what it is supposed to do."
- I say: Please tell us exactly HOW America's
economy will recover. Will it recover after real unemployment, including
"discouraged workers" hits 20 percent, which it is likely to
do over the next few months? Will it recover after millions of more people
have their homes foreclosed? Will it recover after the automobile industry
dies? What exactly is your prescription? If you don't have one, I would
ask you to consider what I am proposing in my paper: "A Bailout for
the People: Dividend Economics and the Basic Income Guarantee." In
that paper I put forth what I am calling the "Cook Plan." This
consists of a $1,000 a month payment per capita made by the government
through a system of vouchers for necessities that are then deposited in
a new series of local community savings banks that would lend at one percent
interest for small business, local manufacturing, and family farming. The
vouchers would be a dividend, distributed as each citizens' fair share
of our amazing productive economy without recourse to government taxation
or debt. The dividend would provide income security, eliminate poverty,
and result in a renaissance of local and regional economic activity, and
it would start to act immediately, not "eventually."

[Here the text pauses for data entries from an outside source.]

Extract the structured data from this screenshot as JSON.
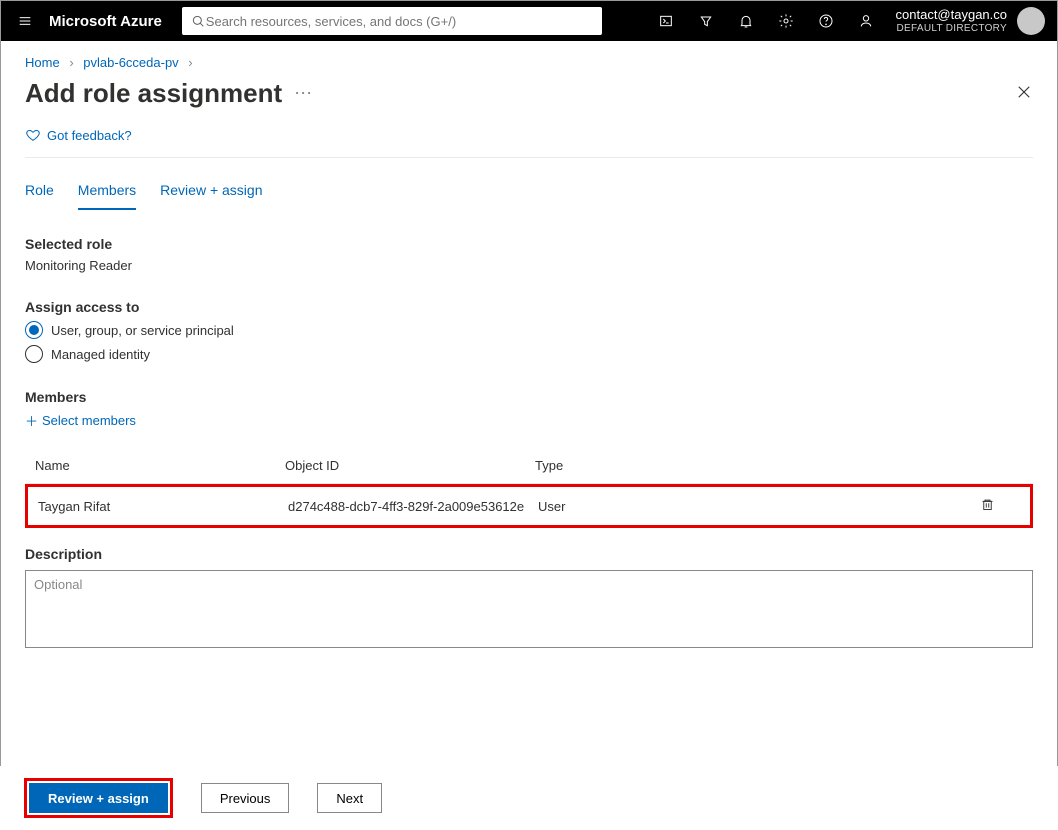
{
  "header": {
    "brand": "Microsoft Azure",
    "search_placeholder": "Search resources, services, and docs (G+/)",
    "account_email": "contact@taygan.co",
    "account_directory": "DEFAULT DIRECTORY"
  },
  "breadcrumb": {
    "items": [
      "Home",
      "pvlab-6cceda-pv"
    ]
  },
  "page": {
    "title": "Add role assignment",
    "feedback_label": "Got feedback?"
  },
  "tabs": {
    "items": [
      "Role",
      "Members",
      "Review + assign"
    ],
    "active_index": 1
  },
  "selected_role": {
    "heading": "Selected role",
    "value": "Monitoring Reader"
  },
  "assign_access": {
    "heading": "Assign access to",
    "options": [
      {
        "label": "User, group, or service principal",
        "checked": true
      },
      {
        "label": "Managed identity",
        "checked": false
      }
    ]
  },
  "members": {
    "heading": "Members",
    "select_label": "Select members",
    "columns": {
      "name": "Name",
      "object_id": "Object ID",
      "type": "Type"
    },
    "rows": [
      {
        "name": "Taygan Rifat",
        "object_id": "d274c488-dcb7-4ff3-829f-2a009e53612e",
        "type": "User"
      }
    ]
  },
  "description": {
    "heading": "Description",
    "placeholder": "Optional",
    "value": ""
  },
  "footer": {
    "review_assign": "Review + assign",
    "previous": "Previous",
    "next": "Next"
  }
}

- On Friday, February 27, 2009, I will be in your
hometown of New York City presenting the "Cook Plan"
at the 8th Congress of the U.S. Basic Income Guarantee Network and
the Annual Convention of the Eastern Economic Association. That evening
I will present the program at a Town Hall meeting in connection with President
Obama's series of citizens' forums at Nola Studio B, 244 West 54th St.,
11th floor in Manhattan, at 8 p.m.
- On the evening of Saturday, February 28, I am free, and
would be glad to meet you to debate these ideas at a location of your choosing.
- Richard C. Cook
- Richard C. Cook is a former U.S. federal government
analyst. His book on monetary reform, "We Hold These Truths: The Hope
of Monetary Reform," is now available. He was an advisor to Congressman
Dennis Kucinich in his 2004 and 2008 presidential runs. He is also the
author of "Challenger Revealed: An Insider's Account of How the Reagan
Administration Caused the Greatest Tragedy of the Space Age." He can
be contacted through his new website at <http://www.richardccook.com/>www.richardccook.com.